Records ->
·····

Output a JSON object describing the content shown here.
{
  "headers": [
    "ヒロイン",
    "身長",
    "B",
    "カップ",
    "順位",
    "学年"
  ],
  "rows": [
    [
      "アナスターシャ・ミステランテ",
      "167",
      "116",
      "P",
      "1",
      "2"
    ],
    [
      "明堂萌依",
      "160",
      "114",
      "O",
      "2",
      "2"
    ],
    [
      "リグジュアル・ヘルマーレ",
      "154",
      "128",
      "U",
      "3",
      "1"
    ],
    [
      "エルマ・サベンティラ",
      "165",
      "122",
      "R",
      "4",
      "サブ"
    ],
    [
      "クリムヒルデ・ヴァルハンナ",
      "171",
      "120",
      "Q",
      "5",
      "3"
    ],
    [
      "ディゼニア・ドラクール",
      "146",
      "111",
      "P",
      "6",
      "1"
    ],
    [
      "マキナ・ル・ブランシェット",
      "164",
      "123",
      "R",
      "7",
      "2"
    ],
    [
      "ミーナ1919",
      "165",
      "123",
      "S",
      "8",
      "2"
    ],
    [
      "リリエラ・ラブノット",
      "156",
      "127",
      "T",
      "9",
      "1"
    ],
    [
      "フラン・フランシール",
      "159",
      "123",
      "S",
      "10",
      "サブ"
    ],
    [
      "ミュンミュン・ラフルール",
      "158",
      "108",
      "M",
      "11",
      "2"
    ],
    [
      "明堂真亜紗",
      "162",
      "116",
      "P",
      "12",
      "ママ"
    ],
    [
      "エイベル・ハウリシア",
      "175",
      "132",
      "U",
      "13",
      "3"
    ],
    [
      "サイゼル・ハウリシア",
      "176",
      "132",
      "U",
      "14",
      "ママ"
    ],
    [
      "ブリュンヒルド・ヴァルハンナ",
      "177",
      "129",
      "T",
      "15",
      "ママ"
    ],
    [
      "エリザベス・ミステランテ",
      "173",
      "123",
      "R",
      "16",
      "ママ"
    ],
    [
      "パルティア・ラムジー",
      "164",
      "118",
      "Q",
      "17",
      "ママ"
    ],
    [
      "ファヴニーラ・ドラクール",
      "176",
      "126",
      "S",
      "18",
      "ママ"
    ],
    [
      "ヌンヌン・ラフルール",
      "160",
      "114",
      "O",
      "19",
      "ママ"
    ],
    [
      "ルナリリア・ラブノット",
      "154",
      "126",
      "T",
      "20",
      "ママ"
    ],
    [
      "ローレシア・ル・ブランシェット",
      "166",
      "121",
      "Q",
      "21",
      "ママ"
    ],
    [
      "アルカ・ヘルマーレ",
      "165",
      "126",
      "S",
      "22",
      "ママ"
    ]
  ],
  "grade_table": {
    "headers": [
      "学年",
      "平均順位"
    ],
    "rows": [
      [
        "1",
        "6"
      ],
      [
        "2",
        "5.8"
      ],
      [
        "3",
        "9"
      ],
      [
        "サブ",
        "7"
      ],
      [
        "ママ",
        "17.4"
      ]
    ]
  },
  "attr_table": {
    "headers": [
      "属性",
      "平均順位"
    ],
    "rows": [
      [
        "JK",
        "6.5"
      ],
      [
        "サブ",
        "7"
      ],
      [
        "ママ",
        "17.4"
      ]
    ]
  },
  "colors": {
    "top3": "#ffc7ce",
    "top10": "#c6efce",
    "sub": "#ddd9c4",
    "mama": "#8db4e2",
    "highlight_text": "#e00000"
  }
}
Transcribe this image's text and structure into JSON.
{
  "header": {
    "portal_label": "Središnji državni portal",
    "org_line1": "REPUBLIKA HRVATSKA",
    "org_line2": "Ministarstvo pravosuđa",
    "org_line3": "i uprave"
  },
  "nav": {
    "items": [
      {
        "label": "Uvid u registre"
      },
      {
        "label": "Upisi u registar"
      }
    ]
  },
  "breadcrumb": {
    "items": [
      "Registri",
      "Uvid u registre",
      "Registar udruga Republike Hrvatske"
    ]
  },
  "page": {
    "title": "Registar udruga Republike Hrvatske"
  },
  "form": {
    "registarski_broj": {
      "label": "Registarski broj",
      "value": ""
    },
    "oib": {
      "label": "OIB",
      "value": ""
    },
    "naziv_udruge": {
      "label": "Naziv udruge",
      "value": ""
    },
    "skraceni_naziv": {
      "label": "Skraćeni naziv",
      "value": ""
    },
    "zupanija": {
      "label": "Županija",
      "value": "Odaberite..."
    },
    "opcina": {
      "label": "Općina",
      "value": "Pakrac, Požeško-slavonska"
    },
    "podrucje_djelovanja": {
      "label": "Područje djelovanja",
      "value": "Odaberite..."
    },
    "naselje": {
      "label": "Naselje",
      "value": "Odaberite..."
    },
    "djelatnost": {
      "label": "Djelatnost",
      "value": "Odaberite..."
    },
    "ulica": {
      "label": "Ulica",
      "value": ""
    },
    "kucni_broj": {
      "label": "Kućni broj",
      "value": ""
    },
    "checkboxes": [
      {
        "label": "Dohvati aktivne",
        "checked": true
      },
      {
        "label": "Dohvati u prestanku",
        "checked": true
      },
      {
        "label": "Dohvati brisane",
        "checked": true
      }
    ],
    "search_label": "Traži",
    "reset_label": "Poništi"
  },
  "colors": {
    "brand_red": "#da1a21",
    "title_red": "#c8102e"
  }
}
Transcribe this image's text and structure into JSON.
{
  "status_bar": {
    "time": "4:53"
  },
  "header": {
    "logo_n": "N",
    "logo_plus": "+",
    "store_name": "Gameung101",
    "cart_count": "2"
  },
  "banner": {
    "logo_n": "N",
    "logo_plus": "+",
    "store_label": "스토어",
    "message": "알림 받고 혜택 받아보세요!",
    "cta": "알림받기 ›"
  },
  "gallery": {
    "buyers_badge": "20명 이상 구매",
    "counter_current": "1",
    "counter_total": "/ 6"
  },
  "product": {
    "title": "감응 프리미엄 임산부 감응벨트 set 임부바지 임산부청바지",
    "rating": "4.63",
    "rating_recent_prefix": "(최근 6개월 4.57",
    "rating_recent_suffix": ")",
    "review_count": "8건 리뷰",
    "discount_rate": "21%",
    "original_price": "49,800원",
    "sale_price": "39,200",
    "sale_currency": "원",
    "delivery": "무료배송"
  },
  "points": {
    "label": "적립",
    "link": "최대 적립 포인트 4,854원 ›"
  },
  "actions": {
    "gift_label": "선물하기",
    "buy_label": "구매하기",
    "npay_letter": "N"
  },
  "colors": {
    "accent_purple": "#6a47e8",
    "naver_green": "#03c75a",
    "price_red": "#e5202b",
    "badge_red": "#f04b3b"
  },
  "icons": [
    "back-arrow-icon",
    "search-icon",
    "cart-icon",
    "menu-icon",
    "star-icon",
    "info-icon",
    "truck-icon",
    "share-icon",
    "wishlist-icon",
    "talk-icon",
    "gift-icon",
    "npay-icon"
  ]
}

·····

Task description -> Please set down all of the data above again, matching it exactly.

Answer box ->
Output a JSON object describing the content shown here.
{
  "headers": [
    "ヒロイン",
    "身長",
    "B",
    "カップ",
    "順位",
    "学年"
  ],
  "rows": [
    [
      "アナスターシャ・ミステランテ",
      "167",
      "116",
      "P",
      "1",
      "2"
    ],
    [
      "明堂萌依",
      "160",
      "114",
      "O",
      "2",
      "2"
    ],
    [
      "リグジュアル・ヘルマーレ",
      "154",
      "128",
      "U",
      "3",
      "1"
    ],
    [
      "エルマ・サベンティラ",
      "165",
      "122",
      "R",
      "4",
      "サブ"
    ],
    [
      "クリムヒルデ・ヴァルハンナ",
      "171",
      "120",
      "Q",
      "5",
      "3"
    ],
    [
      "ディゼニア・ドラクール",
      "146",
      "111",
      "P",
      "6",
      "1"
    ],
    [
      "マキナ・ル・ブランシェット",
      "164",
      "123",
      "R",
      "7",
      "2"
    ],
    [
      "ミーナ1919",
      "165",
      "123",
      "S",
      "8",
      "2"
    ],
    [
      "リリエラ・ラブノット",
      "156",
      "127",
      "T",
      "9",
      "1"
    ],
    [
      "フラン・フランシール",
      "159",
      "123",
      "S",
      "10",
      "サブ"
    ],
    [
      "ミュンミュン・ラフルール",
      "158",
      "108",
      "M",
      "11",
      "2"
    ],
    [
      "明堂真亜紗",
      "162",
      "116",
      "P",
      "12",
      "ママ"
    ],
    [
      "エイベル・ハウリシア",
      "175",
      "132",
      "U",
      "13",
      "3"
    ],
    [
      "サイゼル・ハウリシア",
      "176",
      "132",
      "U",
      "14",
      "ママ"
    ],
    [
      "ブリュンヒルド・ヴァルハンナ",
      "177",
      "129",
      "T",
      "15",
      "ママ"
    ],
    [
      "エリザベス・ミステランテ",
      "173",
      "123",
      "R",
      "16",
      "ママ"
    ],
    [
      "パルティア・ラムジー",
      "164",
      "118",
      "Q",
      "17",
      "ママ"
    ],
    [
      "ファヴニーラ・ドラクール",
      "176",
      "126",
      "S",
      "18",
      "ママ"
    ],
    [
      "ヌンヌン・ラフルール",
      "160",
      "114",
      "O",
      "19",
      "ママ"
    ],
    [
      "ルナリリア・ラブノット",
      "154",
      "126",
      "T",
      "20",
      "ママ"
    ],
    [
      "ローレシア・ル・ブランシェット",
      "166",
      "121",
      "Q",
      "21",
      "ママ"
    ],
    [
      "アルカ・ヘルマーレ",
      "165",
      "126",
      "S",
      "22",
      "ママ"
    ]
  ],
  "grade_table": {
    "headers": [
      "学年",
      "平均順位"
    ],
    "rows": [
      [
        "1",
        "6"
      ],
      [
        "2",
        "5.8"
      ],
      [
        "3",
        "9"
      ],
      [
        "サブ",
        "7"
      ],
      [
        "ママ",
        "17.4"
      ]
    ]
  },
  "attr_table": {
    "headers": [
      "属性",
      "平均順位"
    ],
    "rows": [
      [
        "JK",
        "6.5"
      ],
      [
        "サブ",
        "7"
      ],
      [
        "ママ",
        "17.4"
      ]
    ]
  },
  "colors": {
    "top3": "#ffc7ce",
    "top10": "#c6efce",
    "sub": "#ddd9c4",
    "mama": "#8db4e2",
    "highlight_text": "#e00000"
  }
}
Transcribe this image's text and structure into JSON.
{
  "header": {
    "portal_label": "Središnji državni portal",
    "org_line1": "REPUBLIKA HRVATSKA",
    "org_line2": "Ministarstvo pravosuđa",
    "org_line3": "i uprave"
  },
  "nav": {
    "items": [
      {
        "label": "Uvid u registre"
      },
      {
        "label": "Upisi u registar"
      }
    ]
  },
  "breadcrumb": {
    "items": [
      "Registri",
      "Uvid u registre",
      "Registar udruga Republike Hrvatske"
    ]
  },
  "page": {
    "title": "Registar udruga Republike Hrvatske"
  },
  "form": {
    "registarski_broj": {
      "label": "Registarski broj",
      "value": ""
    },
    "oib": {
      "label": "OIB",
      "value": ""
    },
    "naziv_udruge": {
      "label": "Naziv udruge",
      "value": ""
    },
    "skraceni_naziv": {
      "label": "Skraćeni naziv",
      "value": ""
    },
    "zupanija": {
      "label": "Županija",
      "value": "Odaberite..."
    },
    "opcina": {
      "label": "Općina",
      "value": "Pakrac, Požeško-slavonska"
    },
    "podrucje_djelovanja": {
      "label": "Područje djelovanja",
      "value": "Odaberite..."
    },
    "naselje": {
      "label": "Naselje",
      "value": "Odaberite..."
    },
    "djelatnost": {
      "label": "Djelatnost",
      "value": "Odaberite..."
    },
    "ulica": {
      "label": "Ulica",
      "value": ""
    },
    "kucni_broj": {
      "label": "Kućni broj",
      "value": ""
    },
    "checkboxes": [
      {
        "label": "Dohvati aktivne",
        "checked": true
      },
      {
        "label": "Dohvati u prestanku",
        "checked": true
      },
      {
        "label": "Dohvati brisane",
        "checked": true
      }
    ],
    "search_label": "Traži",
    "reset_label": "Poništi"
  },
  "colors": {
    "brand_red": "#da1a21",
    "title_red": "#c8102e"
  }
}
Transcribe this image's text and structure into JSON.
{
  "status_bar": {
    "time": "4:53"
  },
  "header": {
    "logo_n": "N",
    "logo_plus": "+",
    "store_name": "Gameung101",
    "cart_count": "2"
  },
  "banner": {
    "logo_n": "N",
    "logo_plus": "+",
    "store_label": "스토어",
    "message": "알림 받고 혜택 받아보세요!",
    "cta": "알림받기 ›"
  },
  "gallery": {
    "buyers_badge": "20명 이상 구매",
    "counter_current": "1",
    "counter_total": "/ 6"
  },
  "product": {
    "title": "감응 프리미엄 임산부 감응벨트 set 임부바지 임산부청바지",
    "rating": "4.63",
    "rating_recent_prefix": "(최근 6개월 4.57",
    "rating_recent_suffix": ")",
    "review_count": "8건 리뷰",
    "discount_rate": "21%",
    "original_price": "49,800원",
    "sale_price": "39,200",
    "sale_currency": "원",
    "delivery": "무료배송"
  },
  "points": {
    "label": "적립",
    "link": "최대 적립 포인트 4,854원 ›"
  },
  "actions": {
    "gift_label": "선물하기",
    "buy_label": "구매하기",
    "npay_letter": "N"
  },
  "colors": {
    "accent_purple": "#6a47e8",
    "naver_green": "#03c75a",
    "price_red": "#e5202b",
    "badge_red": "#f04b3b"
  },
  "icons": [
    "back-arrow-icon",
    "search-icon",
    "cart-icon",
    "menu-icon",
    "star-icon",
    "info-icon",
    "truck-icon",
    "share-icon",
    "wishlist-icon",
    "talk-icon",
    "gift-icon",
    "npay-icon"
  ]
}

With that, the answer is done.